-- Records provided follows --

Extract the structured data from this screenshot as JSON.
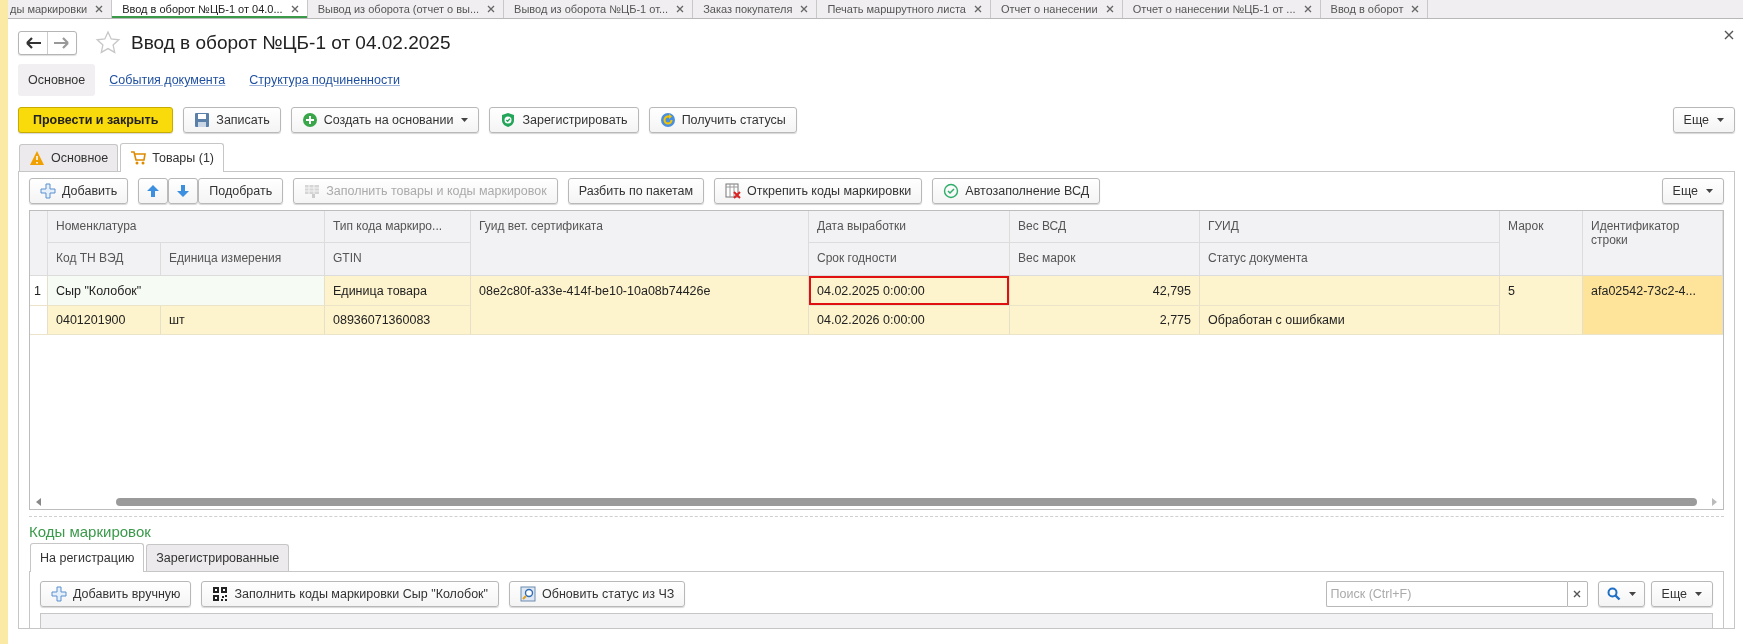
{
  "window_tabs": [
    {
      "label": "ды маркировки",
      "selected": false
    },
    {
      "label": "Ввод в оборот №ЦБ-1 от 04.0...",
      "selected": true
    },
    {
      "label": "Вывод из оборота (отчет о вы...",
      "selected": false
    },
    {
      "label": "Вывод из оборота №ЦБ-1 от...",
      "selected": false
    },
    {
      "label": "Заказ покупателя",
      "selected": false
    },
    {
      "label": "Печать маршрутного листа",
      "selected": false
    },
    {
      "label": "Отчет о нанесении",
      "selected": false
    },
    {
      "label": "Отчет о нанесении №ЦБ-1 от ...",
      "selected": false
    },
    {
      "label": "Ввод в оборот",
      "selected": false
    }
  ],
  "title": "Ввод в оборот №ЦБ-1 от 04.02.2025",
  "nav": [
    {
      "label": "Основное",
      "selected": true
    },
    {
      "label": "События документа",
      "selected": false
    },
    {
      "label": "Структура подчиненности",
      "selected": false
    }
  ],
  "toolbar": {
    "buttons": [
      {
        "label": "Провести и закрыть",
        "kind": "primary",
        "dropdown": false
      },
      {
        "label": "Записать",
        "kind": "save",
        "dropdown": false
      },
      {
        "label": "Создать на основании",
        "kind": "plus-circle",
        "dropdown": true
      },
      {
        "label": "Зарегистрировать",
        "kind": "shield",
        "dropdown": false
      },
      {
        "label": "Получить статусы",
        "kind": "refresh",
        "dropdown": false
      }
    ],
    "more": "Еще"
  },
  "form_tabs": [
    {
      "label": "Основное",
      "kind": "warning",
      "selected": false
    },
    {
      "label": "Товары (1)",
      "kind": "cart",
      "selected": true
    }
  ],
  "goods_toolbar": {
    "buttons": [
      {
        "label": "Добавить",
        "kind": "plus",
        "disabled": false
      },
      {
        "kind": "arrow-up",
        "disabled": false
      },
      {
        "kind": "arrow-down",
        "disabled": false
      },
      {
        "label": "Подобрать",
        "kind": "plain",
        "disabled": false
      },
      {
        "label": "Заполнить товары и коды маркировок",
        "kind": "grid",
        "disabled": true
      },
      {
        "label": "Разбить по пакетам",
        "kind": "plain",
        "disabled": false
      },
      {
        "label": "Открепить коды маркировки",
        "kind": "unpin",
        "disabled": false
      },
      {
        "label": "Автозаполнение ВСД",
        "kind": "auto",
        "disabled": false
      }
    ],
    "more": "Еще"
  },
  "goods_table": {
    "header": {
      "nomenclature": "Номенклатура",
      "tn_ved": "Код ТН ВЭД",
      "unit": "Единица измерения",
      "code_type": "Тип кода маркиро...",
      "gtin": "GTIN",
      "vet_guid": "Гуид вет. сертификата",
      "production_date": "Дата выработки",
      "expiry": "Срок годности",
      "vsd_weight": "Вес ВСД",
      "marks_weight": "Вес марок",
      "guid": "ГУИД",
      "doc_status": "Статус документа",
      "marks": "Марок",
      "row_id": "Идентификатор строки"
    },
    "rows": [
      {
        "number": "1",
        "nomenclature": "Сыр \"Колобок\"",
        "tn_ved": "0401201900",
        "unit": "шт",
        "code_type": "Единица товара",
        "gtin": "08936071360083",
        "vet_guid": "08e2c80f-a33e-414f-be10-10a08b74426e",
        "production_date": "04.02.2025 0:00:00",
        "highlighted": true,
        "expiry": "04.02.2026 0:00:00",
        "vsd_weight": "42,795",
        "marks_weight": "2,775",
        "doc_status": "Обработан с ошибками",
        "marks": "5",
        "row_id": "afa02542-73c2-4...",
        "selected": true
      }
    ]
  },
  "codes": {
    "title": "Коды маркировок",
    "tabs": [
      {
        "label": "На регистрацию",
        "selected": true
      },
      {
        "label": "Зарегистрированные",
        "selected": false
      }
    ],
    "buttons": [
      {
        "label": "Добавить вручную",
        "kind": "plus"
      },
      {
        "label": "Заполнить коды маркировки Сыр \"Колобок\"",
        "kind": "qr"
      },
      {
        "label": "Обновить статус из ЧЗ",
        "kind": "status"
      }
    ],
    "search": {
      "placeholder": "Поиск (Ctrl+F)"
    },
    "more": "Еще"
  }
}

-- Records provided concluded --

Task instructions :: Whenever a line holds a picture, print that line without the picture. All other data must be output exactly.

Answer for this exercise ::
Extract the structured data from this screenshot as JSON.
{
  "window_tabs": [
    {
      "label": "ды маркировки",
      "selected": false
    },
    {
      "label": "Ввод в оборот №ЦБ-1 от 04.0...",
      "selected": true
    },
    {
      "label": "Вывод из оборота (отчет о вы...",
      "selected": false
    },
    {
      "label": "Вывод из оборота №ЦБ-1 от...",
      "selected": false
    },
    {
      "label": "Заказ покупателя",
      "selected": false
    },
    {
      "label": "Печать маршрутного листа",
      "selected": false
    },
    {
      "label": "Отчет о нанесении",
      "selected": false
    },
    {
      "label": "Отчет о нанесении №ЦБ-1 от ...",
      "selected": false
    },
    {
      "label": "Ввод в оборот",
      "selected": false
    }
  ],
  "title": "Ввод в оборот №ЦБ-1 от 04.02.2025",
  "nav": [
    {
      "label": "Основное",
      "selected": true
    },
    {
      "label": "События документа",
      "selected": false
    },
    {
      "label": "Структура подчиненности",
      "selected": false
    }
  ],
  "toolbar": {
    "buttons": [
      {
        "label": "Провести и закрыть",
        "kind": "primary",
        "dropdown": false
      },
      {
        "label": "Записать",
        "kind": "save",
        "dropdown": false
      },
      {
        "label": "Создать на основании",
        "kind": "plus-circle",
        "dropdown": true
      },
      {
        "label": "Зарегистрировать",
        "kind": "shield",
        "dropdown": false
      },
      {
        "label": "Получить статусы",
        "kind": "refresh",
        "dropdown": false
      }
    ],
    "more": "Еще"
  },
  "form_tabs": [
    {
      "label": "Основное",
      "kind": "warning",
      "selected": false
    },
    {
      "label": "Товары (1)",
      "kind": "cart",
      "selected": true
    }
  ],
  "goods_toolbar": {
    "buttons": [
      {
        "label": "Добавить",
        "kind": "plus",
        "disabled": false
      },
      {
        "kind": "arrow-up",
        "disabled": false
      },
      {
        "kind": "arrow-down",
        "disabled": false
      },
      {
        "label": "Подобрать",
        "kind": "plain",
        "disabled": false
      },
      {
        "label": "Заполнить товары и коды маркировок",
        "kind": "grid",
        "disabled": true
      },
      {
        "label": "Разбить по пакетам",
        "kind": "plain",
        "disabled": false
      },
      {
        "label": "Открепить коды маркировки",
        "kind": "unpin",
        "disabled": false
      },
      {
        "label": "Автозаполнение ВСД",
        "kind": "auto",
        "disabled": false
      }
    ],
    "more": "Еще"
  },
  "goods_table": {
    "header": {
      "nomenclature": "Номенклатура",
      "tn_ved": "Код ТН ВЭД",
      "unit": "Единица измерения",
      "code_type": "Тип кода маркиро...",
      "gtin": "GTIN",
      "vet_guid": "Гуид вет. сертификата",
      "production_date": "Дата выработки",
      "expiry": "Срок годности",
      "vsd_weight": "Вес ВСД",
      "marks_weight": "Вес марок",
      "guid": "ГУИД",
      "doc_status": "Статус документа",
      "marks": "Марок",
      "row_id": "Идентификатор строки"
    },
    "rows": [
      {
        "number": "1",
        "nomenclature": "Сыр \"Колобок\"",
        "tn_ved": "0401201900",
        "unit": "шт",
        "code_type": "Единица товара",
        "gtin": "08936071360083",
        "vet_guid": "08e2c80f-a33e-414f-be10-10a08b74426e",
        "production_date": "04.02.2025 0:00:00",
        "highlighted": true,
        "expiry": "04.02.2026 0:00:00",
        "vsd_weight": "42,795",
        "marks_weight": "2,775",
        "doc_status": "Обработан с ошибками",
        "marks": "5",
        "row_id": "afa02542-73c2-4...",
        "selected": true
      }
    ]
  },
  "codes": {
    "title": "Коды маркировок",
    "tabs": [
      {
        "label": "На регистрацию",
        "selected": true
      },
      {
        "label": "Зарегистрированные",
        "selected": false
      }
    ],
    "buttons": [
      {
        "label": "Добавить вручную",
        "kind": "plus"
      },
      {
        "label": "Заполнить коды маркировки Сыр \"Колобок\"",
        "kind": "qr"
      },
      {
        "label": "Обновить статус из ЧЗ",
        "kind": "status"
      }
    ],
    "search": {
      "placeholder": "Поиск (Ctrl+F)"
    },
    "more": "Еще"
  }
}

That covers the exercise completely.